>>>
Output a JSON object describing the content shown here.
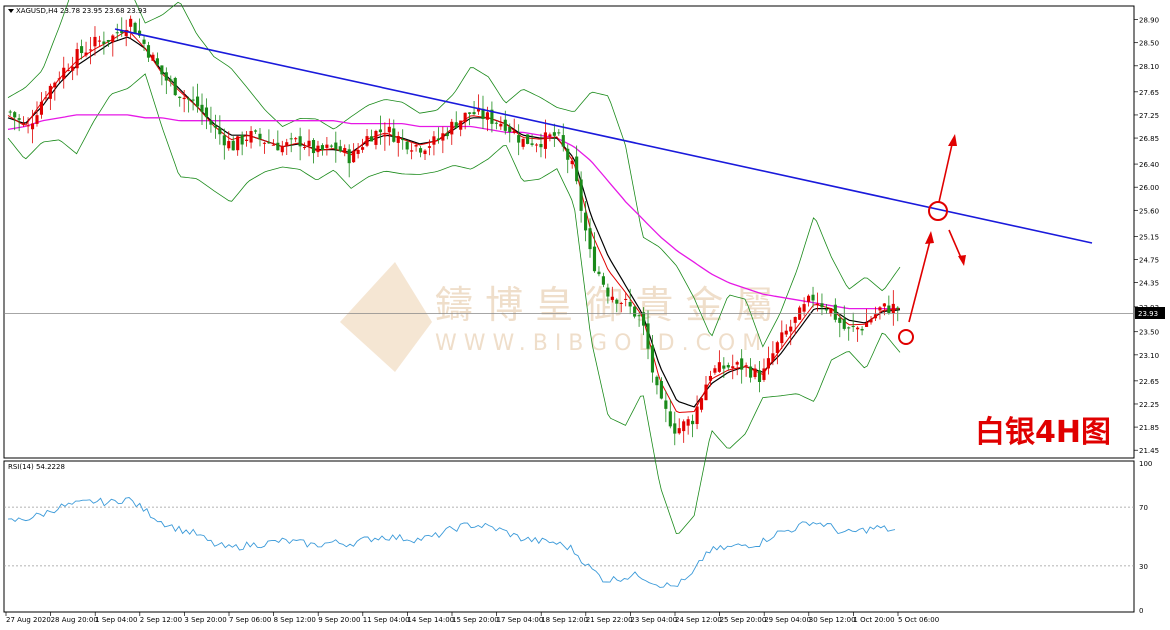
{
  "header": {
    "main_label": "XAGUSD,H4  23.78 23.95 23.68 23.93",
    "rsi_label": "RSI(14) 54.2228"
  },
  "price_tag": "23.93",
  "annotation": "白银4H图",
  "watermark": {
    "chinese": "鑄 博 皇 御 貴 金 屬",
    "url": "WWW.BIBGOLD.COM"
  },
  "colors": {
    "trendline": "#1a1adb",
    "ma_slow": "#e619e6",
    "ma_fast": "#000000",
    "ma_fastest": "#e00000",
    "bollinger": "#1a8a1a",
    "rsi": "#3b9ad9",
    "bull": "#e00000",
    "bear": "#1a8a1a",
    "annotation": "#e00000"
  },
  "chart_data": [
    {
      "type": "candlestick",
      "symbol": "XAGUSD",
      "timeframe": "H4",
      "ohlc_last": {
        "open": 23.78,
        "high": 23.95,
        "low": 23.68,
        "close": 23.93
      },
      "y_ticks": [
        28.9,
        28.5,
        28.1,
        27.65,
        27.25,
        26.85,
        26.4,
        26.0,
        25.6,
        25.15,
        24.75,
        24.35,
        23.93,
        23.5,
        23.1,
        22.65,
        22.25,
        21.85,
        21.45
      ],
      "ylim": [
        21.35,
        29.1
      ],
      "x_ticks": [
        "27 Aug 2020",
        "28 Aug 20:00",
        "1 Sep 04:00",
        "2 Sep 12:00",
        "3 Sep 20:00",
        "7 Sep 06:00",
        "8 Sep 12:00",
        "9 Sep 20:00",
        "11 Sep 04:00",
        "14 Sep 14:00",
        "15 Sep 20:00",
        "17 Sep 04:00",
        "18 Sep 12:00",
        "21 Sep 22:00",
        "23 Sep 04:00",
        "24 Sep 12:00",
        "25 Sep 20:00",
        "29 Sep 04:00",
        "30 Sep 12:00",
        "1 Oct 20:00",
        "5 Oct 06:00"
      ],
      "close_path": [
        27.3,
        27.0,
        27.6,
        28.0,
        28.3,
        28.5,
        28.6,
        28.9,
        28.4,
        27.9,
        27.6,
        27.4,
        27.0,
        26.7,
        26.9,
        26.8,
        26.7,
        26.8,
        26.6,
        26.7,
        26.5,
        26.9,
        27.0,
        26.8,
        26.7,
        26.8,
        27.1,
        27.3,
        27.2,
        27.1,
        26.8,
        26.8,
        26.9,
        26.3,
        24.8,
        24.2,
        24.0,
        23.7,
        22.3,
        21.8,
        22.0,
        22.8,
        22.9,
        22.9,
        22.7,
        23.3,
        23.7,
        24.1,
        23.9,
        23.5,
        23.6,
        23.9,
        23.93
      ],
      "series": [
        {
          "name": "MA fast",
          "values": [
            27.2,
            27.1,
            27.4,
            27.8,
            28.1,
            28.3,
            28.5,
            28.6,
            28.4,
            28.0,
            27.7,
            27.4,
            27.1,
            26.9,
            26.9,
            26.8,
            26.7,
            26.75,
            26.65,
            26.65,
            26.6,
            26.8,
            26.9,
            26.85,
            26.75,
            26.8,
            27.0,
            27.2,
            27.2,
            27.1,
            26.9,
            26.85,
            26.85,
            26.5,
            25.5,
            24.8,
            24.3,
            23.8,
            22.9,
            22.3,
            22.2,
            22.6,
            22.8,
            22.9,
            22.8,
            23.1,
            23.5,
            23.9,
            23.9,
            23.7,
            23.65,
            23.85,
            23.88
          ]
        },
        {
          "name": "MA slow",
          "values": [
            27.0,
            27.05,
            27.15,
            27.2,
            27.25,
            27.25,
            27.25,
            27.25,
            27.2,
            27.2,
            27.15,
            27.15,
            27.15,
            27.15,
            27.15,
            27.15,
            27.15,
            27.15,
            27.15,
            27.15,
            27.1,
            27.1,
            27.1,
            27.1,
            27.05,
            27.05,
            27.05,
            27.05,
            27.0,
            26.95,
            26.95,
            26.9,
            26.85,
            26.7,
            26.45,
            26.1,
            25.75,
            25.45,
            25.15,
            24.9,
            24.7,
            24.5,
            24.35,
            24.25,
            24.15,
            24.1,
            24.05,
            24.0,
            23.95,
            23.9,
            23.9,
            23.9,
            23.9
          ]
        }
      ]
    },
    {
      "type": "line",
      "indicator": "RSI(14)",
      "last_value": 54.2228,
      "y_ticks": [
        100,
        70,
        30,
        0
      ],
      "ylim": [
        0,
        100
      ],
      "levels": [
        70,
        30
      ],
      "values": [
        60,
        62,
        65,
        70,
        72,
        74,
        73,
        76,
        68,
        60,
        55,
        52,
        45,
        42,
        44,
        45,
        47,
        46,
        44,
        46,
        45,
        48,
        50,
        49,
        48,
        50,
        55,
        58,
        57,
        54,
        49,
        47,
        46,
        42,
        30,
        20,
        22,
        24,
        18,
        16,
        22,
        40,
        42,
        44,
        45,
        52,
        55,
        60,
        58,
        52,
        54,
        56,
        54
      ]
    }
  ]
}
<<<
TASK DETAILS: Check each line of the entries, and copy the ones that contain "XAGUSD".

RESPONSE TO THE TASK:
    "main_label": "XAGUSD,H4  23.78 23.95 23.68 23.93",
      "symbol": "XAGUSD",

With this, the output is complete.